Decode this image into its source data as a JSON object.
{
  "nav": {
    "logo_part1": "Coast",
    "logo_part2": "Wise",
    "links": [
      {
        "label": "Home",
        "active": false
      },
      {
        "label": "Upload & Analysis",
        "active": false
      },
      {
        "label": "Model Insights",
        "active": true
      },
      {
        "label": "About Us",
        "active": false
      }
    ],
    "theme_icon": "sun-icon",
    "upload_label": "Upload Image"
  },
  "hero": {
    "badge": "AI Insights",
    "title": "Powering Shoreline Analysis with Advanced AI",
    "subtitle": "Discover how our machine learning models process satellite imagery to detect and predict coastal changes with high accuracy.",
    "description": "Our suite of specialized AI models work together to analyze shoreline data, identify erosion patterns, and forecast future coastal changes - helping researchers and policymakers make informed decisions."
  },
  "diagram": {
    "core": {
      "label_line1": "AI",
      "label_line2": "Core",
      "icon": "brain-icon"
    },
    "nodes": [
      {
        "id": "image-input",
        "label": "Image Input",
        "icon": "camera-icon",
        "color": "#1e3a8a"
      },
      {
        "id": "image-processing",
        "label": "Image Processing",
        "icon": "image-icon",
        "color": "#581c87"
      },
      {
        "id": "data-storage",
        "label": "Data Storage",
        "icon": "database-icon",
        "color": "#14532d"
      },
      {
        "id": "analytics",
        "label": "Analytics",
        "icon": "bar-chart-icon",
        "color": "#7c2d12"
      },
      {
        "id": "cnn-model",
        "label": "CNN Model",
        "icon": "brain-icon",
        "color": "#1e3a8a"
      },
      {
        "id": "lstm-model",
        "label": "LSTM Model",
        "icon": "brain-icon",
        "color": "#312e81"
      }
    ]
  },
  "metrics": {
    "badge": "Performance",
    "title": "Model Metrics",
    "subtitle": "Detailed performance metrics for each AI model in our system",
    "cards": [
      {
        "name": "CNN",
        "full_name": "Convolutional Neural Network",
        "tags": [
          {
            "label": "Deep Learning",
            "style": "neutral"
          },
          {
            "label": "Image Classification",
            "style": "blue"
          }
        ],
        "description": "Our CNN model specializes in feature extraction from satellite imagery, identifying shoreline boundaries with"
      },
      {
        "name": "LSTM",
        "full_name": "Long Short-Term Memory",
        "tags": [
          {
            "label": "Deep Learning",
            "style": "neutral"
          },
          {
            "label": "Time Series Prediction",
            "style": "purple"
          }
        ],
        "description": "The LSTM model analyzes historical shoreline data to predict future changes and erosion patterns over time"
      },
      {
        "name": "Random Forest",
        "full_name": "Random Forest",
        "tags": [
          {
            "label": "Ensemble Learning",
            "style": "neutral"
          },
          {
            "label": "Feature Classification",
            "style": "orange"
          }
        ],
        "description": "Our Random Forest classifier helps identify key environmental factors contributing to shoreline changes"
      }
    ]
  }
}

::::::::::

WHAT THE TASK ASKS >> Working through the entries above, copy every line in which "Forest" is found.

ANSWER BELOW >>
        "name": "Random Forest",
        "full_name": "Random Forest",
        "description": "Our Random Forest classifier helps identify key environmental factors contributing to shoreline changes"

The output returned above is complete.